In a sign of how divisive the “Who is a Jew” question can become, the first non-Orthodox conversions in nearly 40 years took place between Rosh HaShanah and Yom Kippur in the Czech Republic and Poland in the face of fierce Orthodox opposition.
Because the Orthodox in both countries would not permit the use of their ritual baths, the 38 conversions had to be moved to outlying cities.
Rabbi Andrew Sacks, director of the Conservative movement’s Rabbinical Assembly in Israel, said he finds it particularly galling that the Orthodox-controlled Jewish community organization in Prague, known as the Ovitz, is denying the converts recognition as Jews. As a result, they cannot buy kosher meat because the Ovitz imports it and restricts its sale to members of the Jewish community.
“I find it unbelievable that the rabbi is prohibiting Jews from buying kosher meat,” Rabbi Sacks said in a phone interview from Spain.
Only members of the Jewish community are permitted by the Ovitz to buy parchment for mezuzahs and are allowed to benefit from the community’s health plan and retirement home.
But Rabbi Sacks said these and other obstacles did not deter any converts.
The Conservative movement’s Masorti Ben Din (rabbinical court) conducted the conversions after each candidate had received at least a year of serious study and had participated in the Jewish communities of their hometown. Rabbi Sacks said that about 80 percent of them had Jewish roots.
Ironically, Prague’s chief rabbi, Karol Sidon, who has a decisive voice in the conversion issue, is himself an (Orthodox) convert to Judaism.
One of the converts, Radka Uhrova, 24, of Prague told The Jewish Week she has no Jewish relatives but has long been interested in Judaism. In fact, she spent six months in Israel two years ago studying at a Modern Orthodox institution.

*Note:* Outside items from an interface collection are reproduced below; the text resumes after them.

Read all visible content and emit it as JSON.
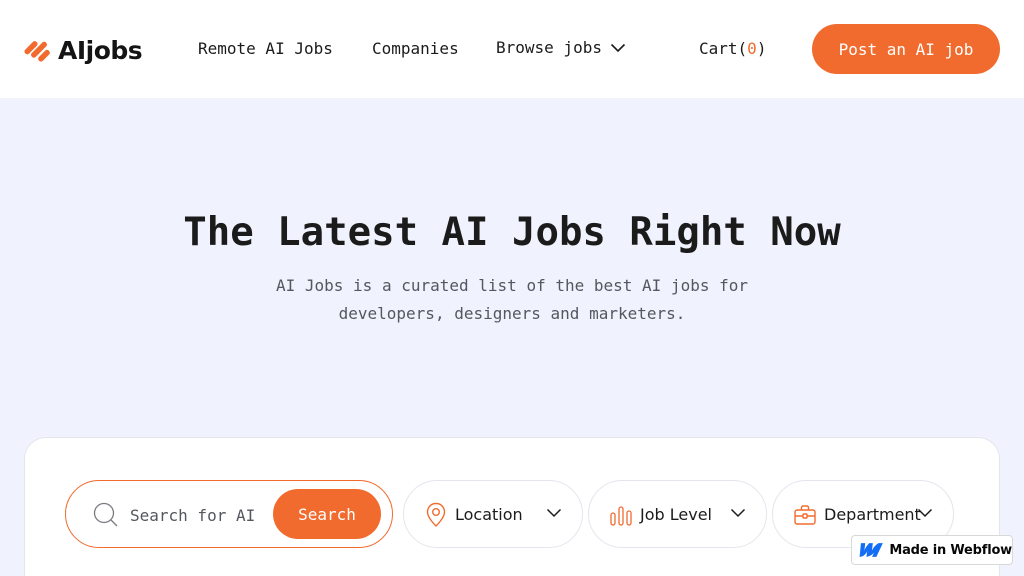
{
  "header": {
    "logo_text": "AIjobs",
    "nav": {
      "remote": "Remote AI Jobs",
      "companies": "Companies",
      "browse": "Browse jobs"
    },
    "cart": {
      "label": "Cart(",
      "count": "0",
      "suffix": ")"
    },
    "post_button": "Post an AI job"
  },
  "hero": {
    "title": "The Latest AI Jobs Right Now",
    "subtitle": "AI Jobs is a curated list of the best AI jobs for developers, designers and marketers."
  },
  "search": {
    "placeholder": "Search for AI",
    "button": "Search"
  },
  "filters": {
    "location": "Location",
    "job_level": "Job Level",
    "department": "Department"
  },
  "badge": {
    "text": "Made in Webflow"
  },
  "colors": {
    "accent": "#f26b2e",
    "background": "#f0f3fd"
  }
}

“The more I learned of Judaism, the more I felt that was the way I think,” she said. “I don’t think my parents understand why I did it. The general feeling in the Czech Republic is that religion is made up by people. Nobody has a religion here.”
Asked about the obstacles she will face not being recognized as a Jew by the Prague Orthodox community, Uhrova said she has friends who can get her kosher meat, that she has her own health plan and has a long time before considering retirement.
“It’s all politics,” she said of the Ovitz’s refusal to recognize non-Orthodox conversions. “I don’t know the reasons behind it, but I’m glad we have other choices.”
Because she is planning to marry and have children, Uhrova said she is considering having an Orthodox conversion too so that her children would be recognized as a Jew by everyone.
Jacob Labendz, an American who has lived in Prague a year, said the Orthodox community does some conversions but that the course of study demanded can take up to eight years.
“It certainly discourages people and its conversions are to a very strict form of orthodoxy,” he said in a phone interview from Prague. “That is not what those coming to Masorti want. They want modern but traditional and law observant.”
Labendz estimated that there are about 200 members of the Masorti and Liberal or Reform movements in Prague, along with about 1,600 Orthodox.
“I’m pretty sure that other communities, despite what the Orthodox rabbinate in Prague tells them, would consider [non-Orthodox converts] Jewish,” he said.
The catalyst for much of that change to come is Rabbi Ronald Hoffberg, who came to Prague a year ago as a representative of the Masorti movement in the Czech Republic.
Rabbi Hoffberg conducted the conversion classes and said there are another half-dozen or so conversion students still studying with him.
Asked about the lack of recognition of the converts by the Orthodox, Rabbi Hoffberg noted that the child of Jewish parents has been enrolled as a member of the community but not his parents. They were denied admission because their own parents had destroyed all records of their Jewish heritage to keep them from the Nazis.
Rabbi Sacks, who said the 20 converts had to go to Krakow when they were denied use of the mikveh in Wroclaw, noted that the conversion there was almost blocked by the director of religious programming for the Lauder Foundation in Krakow, Sasha Pecaric, who led a demonstration outside the mikveh and tried to talk the conversion students out of it because an Orthodox rabbi was not officiating.
“With almost no Jews in Poland, we have Jews who are belittling other Jews,” he said.
Pecaric did not return several messages left on his phone.
Rabbi Sacks observed that the Jews of Eastern Europe are so starved for their heritage, that last year a group got together on the eve of Yom Kippur in a community that had no rabbi to lead them in worship services. So instead they listened to a record of Du Du Fisher chanting the Kol Nidre prayer.